EXERCISE DESCRIPTION - The answer should be each line of the records that contains the word "Classification"; please copy them all.

**** DATASET CONTENT ****

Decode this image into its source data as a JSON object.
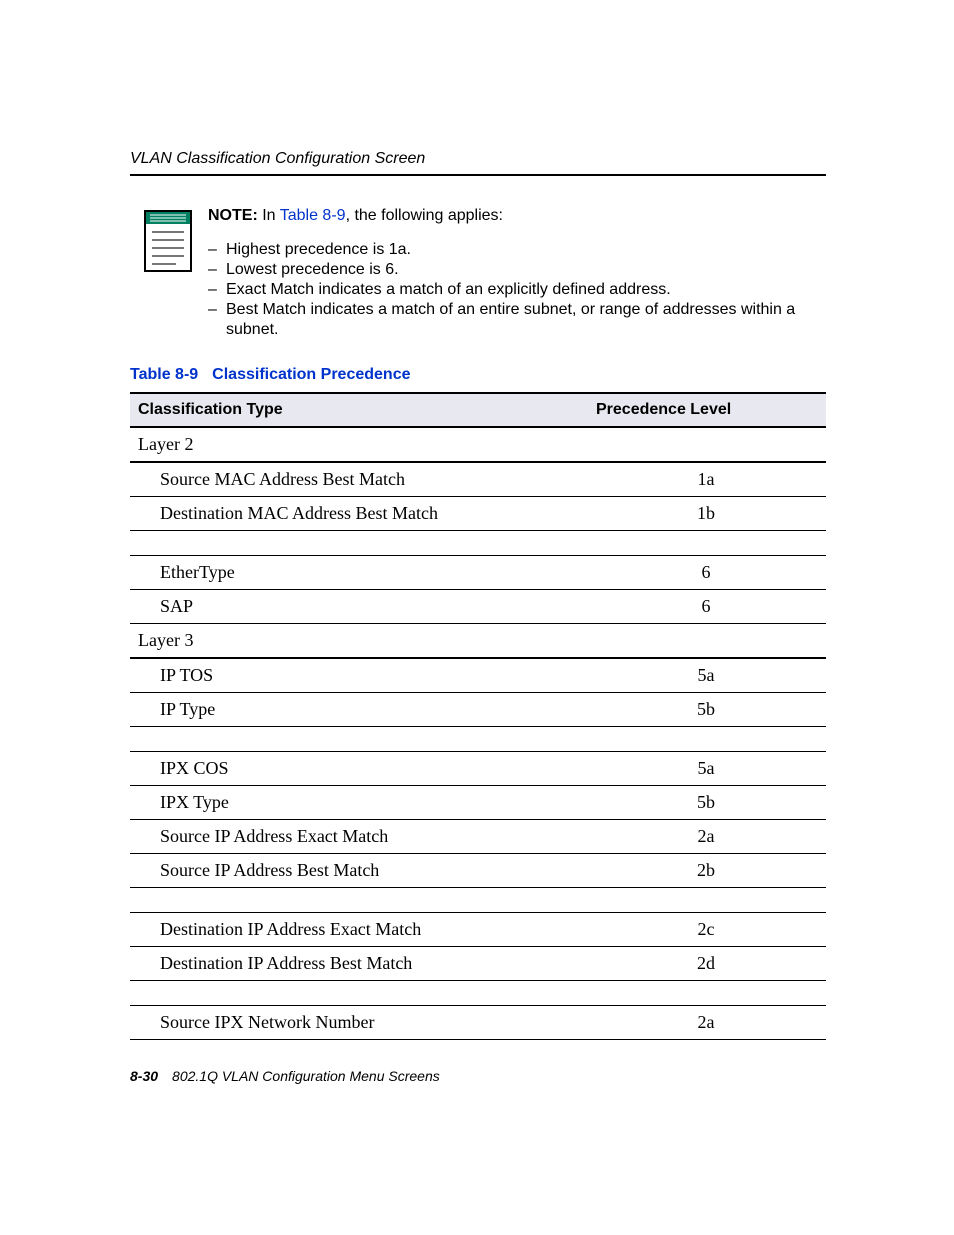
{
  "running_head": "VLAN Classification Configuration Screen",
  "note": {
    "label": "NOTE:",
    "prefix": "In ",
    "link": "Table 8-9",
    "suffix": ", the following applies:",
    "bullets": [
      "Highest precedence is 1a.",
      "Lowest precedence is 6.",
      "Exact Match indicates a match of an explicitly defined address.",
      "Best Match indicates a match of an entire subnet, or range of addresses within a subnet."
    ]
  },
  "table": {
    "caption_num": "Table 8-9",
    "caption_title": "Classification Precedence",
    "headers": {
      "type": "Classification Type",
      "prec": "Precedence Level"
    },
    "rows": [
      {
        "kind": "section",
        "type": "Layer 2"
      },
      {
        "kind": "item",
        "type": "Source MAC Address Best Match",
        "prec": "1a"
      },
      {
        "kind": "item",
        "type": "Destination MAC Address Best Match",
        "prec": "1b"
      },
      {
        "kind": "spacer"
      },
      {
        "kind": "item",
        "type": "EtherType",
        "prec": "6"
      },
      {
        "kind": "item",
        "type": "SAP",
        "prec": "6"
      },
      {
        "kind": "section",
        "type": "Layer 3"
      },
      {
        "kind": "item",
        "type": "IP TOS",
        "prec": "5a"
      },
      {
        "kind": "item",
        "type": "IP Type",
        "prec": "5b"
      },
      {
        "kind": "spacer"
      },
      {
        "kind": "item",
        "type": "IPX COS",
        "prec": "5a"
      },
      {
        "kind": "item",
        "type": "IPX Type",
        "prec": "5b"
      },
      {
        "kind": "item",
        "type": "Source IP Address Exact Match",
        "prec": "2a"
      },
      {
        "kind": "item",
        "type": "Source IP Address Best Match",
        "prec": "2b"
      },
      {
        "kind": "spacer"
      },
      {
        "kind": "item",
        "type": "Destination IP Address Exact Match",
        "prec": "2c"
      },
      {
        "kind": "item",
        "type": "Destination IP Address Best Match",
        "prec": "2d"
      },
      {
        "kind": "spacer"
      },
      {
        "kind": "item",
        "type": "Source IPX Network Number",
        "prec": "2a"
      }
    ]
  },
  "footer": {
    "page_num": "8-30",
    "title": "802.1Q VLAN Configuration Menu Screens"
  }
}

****

THE ANSWER -
  "running_head": "VLAN Classification Configuration Screen",
    "caption_title": "Classification Precedence",
      "type": "Classification Type",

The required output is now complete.